Problem statement
Tally the lines of the data that include the word "icon" and state the total, nothing else.

Web page and app entries
=== Section Start ===

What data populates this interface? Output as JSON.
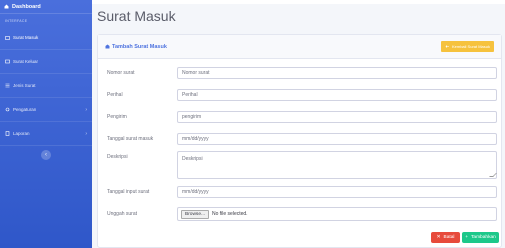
{
  "sidebar": {
    "brand": "Dashboard",
    "section_label": "INTERFACE",
    "items": [
      {
        "label": "Surat Masuk",
        "icon": "inbox-icon"
      },
      {
        "label": "Surat Keluar",
        "icon": "outbox-icon"
      },
      {
        "label": "Jenis Surat",
        "icon": "list-icon"
      },
      {
        "label": "Pengaturan",
        "icon": "settings-icon",
        "chevron": "›"
      },
      {
        "label": "Laporan",
        "icon": "report-icon",
        "chevron": "›"
      }
    ],
    "collapse_glyph": "‹"
  },
  "page": {
    "title": "Surat Masuk"
  },
  "card": {
    "title": "Tambah Surat Masuk",
    "header_button": "Kembali Surat Masuk"
  },
  "form": {
    "nomor": {
      "label": "Nomor surat",
      "placeholder": "Nomor surat"
    },
    "perihal": {
      "label": "Perihal",
      "placeholder": "Perihal"
    },
    "pengirim": {
      "label": "Pengirim",
      "placeholder": "pengirim"
    },
    "tgl_masuk": {
      "label": "Tanggal surat masuk",
      "value": "mm/dd/yyyy"
    },
    "deskripsi": {
      "label": "Deskripsi",
      "placeholder": "Deskripsi"
    },
    "tgl_input": {
      "label": "Tanggal input surat",
      "value": "mm/dd/yyyy"
    },
    "unggah": {
      "label": "Unggah surat",
      "browse": "Browse...",
      "status": "No file selected."
    }
  },
  "actions": {
    "cancel": "Batal",
    "submit": "Tambahkan"
  },
  "colors": {
    "primary": "#4e73df",
    "warning": "#f6c23e",
    "danger": "#e74a3b",
    "success": "#1cc88a"
  }
}
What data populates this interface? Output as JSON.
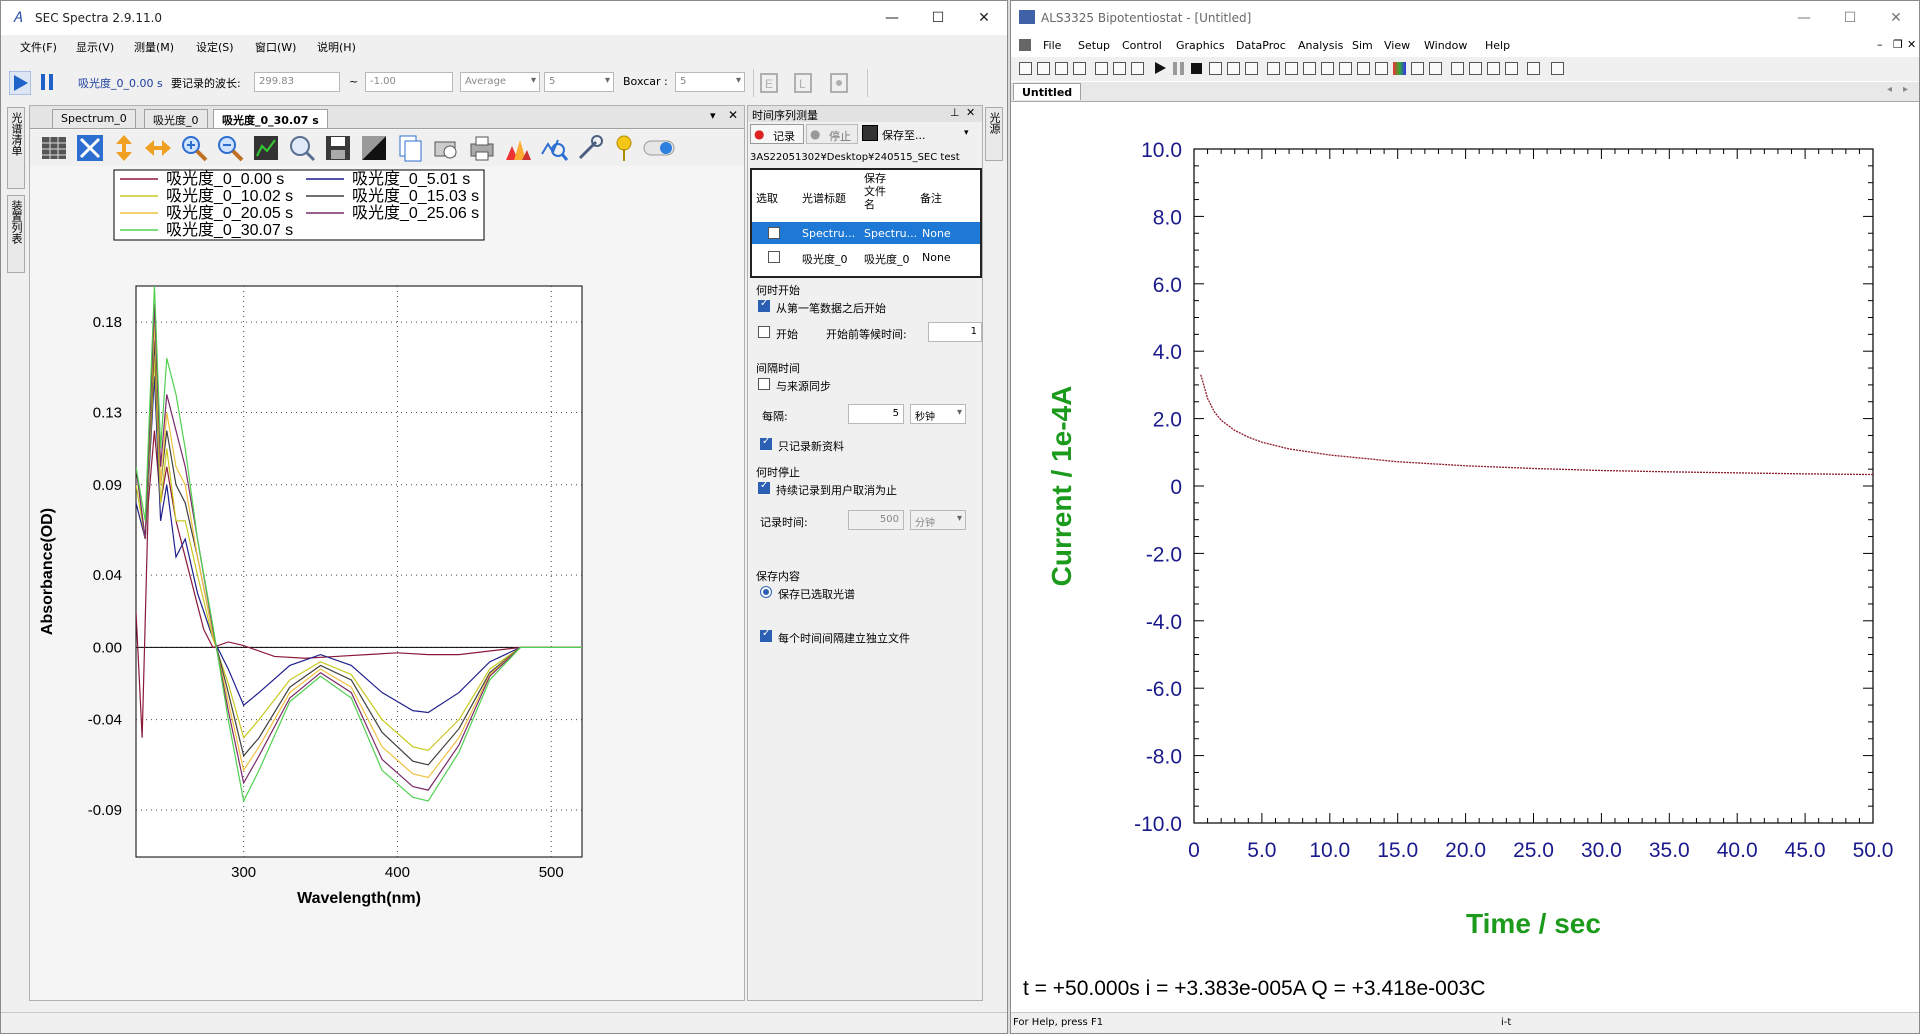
{
  "left_window": {
    "title": "SEC Spectra 2.9.11.0",
    "menu": [
      "文件(F)",
      "显示(V)",
      "测量(M)",
      "设定(S)",
      "窗口(W)",
      "说明(H)"
    ],
    "toolbar": {
      "spectrum_name": "吸光度_0_0.00 s",
      "wavelength_label": "要记录的波长:",
      "wavelength_from": "299.83",
      "tilde": "~",
      "wavelength_to": "-1.00",
      "average_mode": "Average",
      "average_value": "5",
      "boxcar_label": "Boxcar :",
      "boxcar_value": "5"
    },
    "side_tabs": [
      "光谱清单",
      "装置列表"
    ],
    "doc_tabs": [
      "Spectrum_0",
      "吸光度_0",
      "吸光度_0_30.07 s"
    ],
    "chart": {
      "legend": [
        {
          "name": "吸光度_0_0.00 s",
          "color": "#8b1a3a"
        },
        {
          "name": "吸光度_0_5.01 s",
          "color": "#1f1f8c"
        },
        {
          "name": "吸光度_0_10.02 s",
          "color": "#c8c820"
        },
        {
          "name": "吸光度_0_15.03 s",
          "color": "#404040"
        },
        {
          "name": "吸光度_0_20.05 s",
          "color": "#f0c040"
        },
        {
          "name": "吸光度_0_25.06 s",
          "color": "#7a2a6a"
        },
        {
          "name": "吸光度_0_30.07 s",
          "color": "#50d050"
        }
      ],
      "ylabel": "Absorbance(OD)",
      "xlabel": "Wavelength(nm)",
      "yticks": [
        "0.18",
        "0.13",
        "0.09",
        "0.04",
        "0.00",
        "-0.04",
        "-0.09"
      ],
      "xticks": [
        "300",
        "400",
        "500"
      ]
    },
    "ts_panel": {
      "title": "时间序列测量",
      "record_button": "记录",
      "stop_button": "停止",
      "save_button": "保存至...",
      "path": "3AS22051302¥Desktop¥240515_SEC test",
      "columns": [
        "选取",
        "光谱标题",
        "保存文件名",
        "备注"
      ],
      "rows": [
        {
          "title": "Spectru...",
          "file": "Spectru...",
          "note": "None"
        },
        {
          "title": "吸光度_0",
          "file": "吸光度_0",
          "note": "None"
        }
      ],
      "when_start": "何时开始",
      "start_after_first": "从第一笔数据之后开始",
      "start": "开始",
      "wait_before_start": "开始前等候时间:",
      "wait_value": "1",
      "interval": "间隔时间",
      "sync_source": "与来源同步",
      "every": "每隔:",
      "every_value": "5",
      "every_unit": "秒钟",
      "only_new": "只记录新资料",
      "when_stop": "何时停止",
      "until_cancel": "持续记录到用户取消为止",
      "record_time": "记录时间:",
      "record_time_value": "500",
      "record_time_unit": "分钟",
      "save_content": "保存内容",
      "save_selected": "保存已选取光谱",
      "separate_files": "每个时间间隔建立独立文件"
    },
    "right_side_tab": "光源"
  },
  "right_window": {
    "title": "ALS3325 Bipotentiostat - [Untitled]",
    "menu": [
      "File",
      "Setup",
      "Control",
      "Graphics",
      "DataProc",
      "Analysis",
      "Sim",
      "View",
      "Window",
      "Help"
    ],
    "doc_tab": "Untitled",
    "chart": {
      "ylabel": "Current / 1e-4A",
      "xlabel": "Time / sec",
      "yticks": [
        "10.0",
        "8.0",
        "6.0",
        "4.0",
        "2.0",
        "0",
        "-2.0",
        "-4.0",
        "-6.0",
        "-8.0",
        "-10.0"
      ],
      "xticks": [
        "0",
        "5.0",
        "10.0",
        "15.0",
        "20.0",
        "25.0",
        "30.0",
        "35.0",
        "40.0",
        "45.0",
        "50.0"
      ]
    },
    "readout": "t = +50.000s   i = +3.383e-005A   Q = +3.418e-003C",
    "status_left": "For Help, press F1",
    "status_mid": "i-t"
  },
  "chart_data": [
    {
      "type": "line",
      "title": "",
      "xlabel": "Wavelength(nm)",
      "ylabel": "Absorbance(OD)",
      "xlim": [
        230,
        520
      ],
      "ylim": [
        -0.116,
        0.2
      ],
      "series": [
        {
          "name": "吸光度_0_0.00 s",
          "x": [
            230,
            234,
            238,
            242,
            246,
            250,
            256,
            262,
            268,
            274,
            280,
            290,
            300,
            320,
            340,
            360,
            380,
            400,
            420,
            440,
            460,
            480,
            500,
            520
          ],
          "y": [
            0.02,
            -0.05,
            0.08,
            0.12,
            0.08,
            0.1,
            0.07,
            0.05,
            0.03,
            0.01,
            0.0,
            0.003,
            0.001,
            -0.005,
            -0.006,
            -0.005,
            -0.004,
            -0.003,
            -0.004,
            -0.004,
            -0.002,
            0.0,
            0.0,
            0.0
          ]
        },
        {
          "name": "吸光度_0_5.01 s",
          "x": [
            230,
            236,
            242,
            246,
            250,
            256,
            262,
            270,
            280,
            290,
            300,
            310,
            330,
            350,
            370,
            390,
            410,
            420,
            440,
            460,
            480,
            500,
            520
          ],
          "y": [
            0.08,
            0.06,
            0.15,
            0.07,
            0.09,
            0.05,
            0.06,
            0.03,
            0.005,
            -0.012,
            -0.032,
            -0.025,
            -0.01,
            -0.004,
            -0.01,
            -0.025,
            -0.035,
            -0.036,
            -0.025,
            -0.008,
            0.0,
            0.0,
            0.0
          ]
        },
        {
          "name": "吸光度_0_10.02 s",
          "x": [
            230,
            236,
            242,
            246,
            250,
            256,
            262,
            270,
            280,
            290,
            300,
            310,
            330,
            350,
            370,
            390,
            410,
            420,
            440,
            460,
            480,
            500,
            520
          ],
          "y": [
            0.09,
            0.06,
            0.16,
            0.08,
            0.11,
            0.07,
            0.07,
            0.04,
            0.005,
            -0.02,
            -0.05,
            -0.04,
            -0.018,
            -0.008,
            -0.015,
            -0.04,
            -0.055,
            -0.057,
            -0.04,
            -0.012,
            0.0,
            0.0,
            0.0
          ]
        },
        {
          "name": "吸光度_0_15.03 s",
          "x": [
            230,
            236,
            242,
            246,
            250,
            256,
            262,
            270,
            280,
            290,
            300,
            310,
            330,
            350,
            370,
            390,
            410,
            420,
            440,
            460,
            480,
            500,
            520
          ],
          "y": [
            0.1,
            0.06,
            0.17,
            0.09,
            0.12,
            0.09,
            0.08,
            0.05,
            0.008,
            -0.025,
            -0.06,
            -0.05,
            -0.022,
            -0.01,
            -0.018,
            -0.047,
            -0.063,
            -0.065,
            -0.045,
            -0.014,
            0.0,
            0.0,
            0.0
          ]
        },
        {
          "name": "吸光度_0_20.05 s",
          "x": [
            230,
            236,
            242,
            246,
            250,
            256,
            262,
            270,
            280,
            290,
            300,
            310,
            330,
            350,
            370,
            390,
            410,
            420,
            440,
            460,
            480,
            500,
            520
          ],
          "y": [
            0.1,
            0.06,
            0.18,
            0.09,
            0.13,
            0.1,
            0.09,
            0.05,
            0.008,
            -0.03,
            -0.068,
            -0.055,
            -0.025,
            -0.012,
            -0.022,
            -0.055,
            -0.07,
            -0.072,
            -0.05,
            -0.015,
            0.0,
            0.0,
            0.0
          ]
        },
        {
          "name": "吸光度_0_25.06 s",
          "x": [
            230,
            236,
            242,
            246,
            250,
            256,
            262,
            270,
            280,
            290,
            300,
            310,
            330,
            350,
            370,
            390,
            410,
            420,
            440,
            460,
            480,
            500,
            520
          ],
          "y": [
            0.1,
            0.06,
            0.19,
            0.1,
            0.14,
            0.12,
            0.1,
            0.06,
            0.01,
            -0.035,
            -0.075,
            -0.06,
            -0.028,
            -0.014,
            -0.025,
            -0.062,
            -0.077,
            -0.079,
            -0.054,
            -0.016,
            0.0,
            0.0,
            0.0
          ]
        },
        {
          "name": "吸光度_0_30.07 s",
          "x": [
            230,
            236,
            242,
            246,
            250,
            256,
            262,
            270,
            280,
            290,
            300,
            310,
            330,
            350,
            370,
            390,
            410,
            420,
            440,
            460,
            480,
            500,
            520
          ],
          "y": [
            0.1,
            0.07,
            0.2,
            0.11,
            0.16,
            0.14,
            0.11,
            0.06,
            0.012,
            -0.04,
            -0.085,
            -0.068,
            -0.03,
            -0.016,
            -0.028,
            -0.068,
            -0.083,
            -0.085,
            -0.058,
            -0.018,
            0.0,
            0.0,
            0.0
          ]
        }
      ]
    },
    {
      "type": "line",
      "title": "",
      "xlabel": "Time / sec",
      "ylabel": "Current / 1e-4A",
      "xlim": [
        0,
        50
      ],
      "ylim": [
        -10,
        10
      ],
      "series": [
        {
          "x": [
            0.5,
            1,
            1.5,
            2,
            3,
            4,
            5,
            7,
            10,
            15,
            20,
            25,
            30,
            35,
            40,
            45,
            50
          ],
          "y": [
            3.3,
            2.6,
            2.2,
            1.95,
            1.65,
            1.45,
            1.3,
            1.1,
            0.92,
            0.72,
            0.6,
            0.52,
            0.46,
            0.42,
            0.39,
            0.36,
            0.34
          ]
        }
      ]
    }
  ]
}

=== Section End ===

Output
5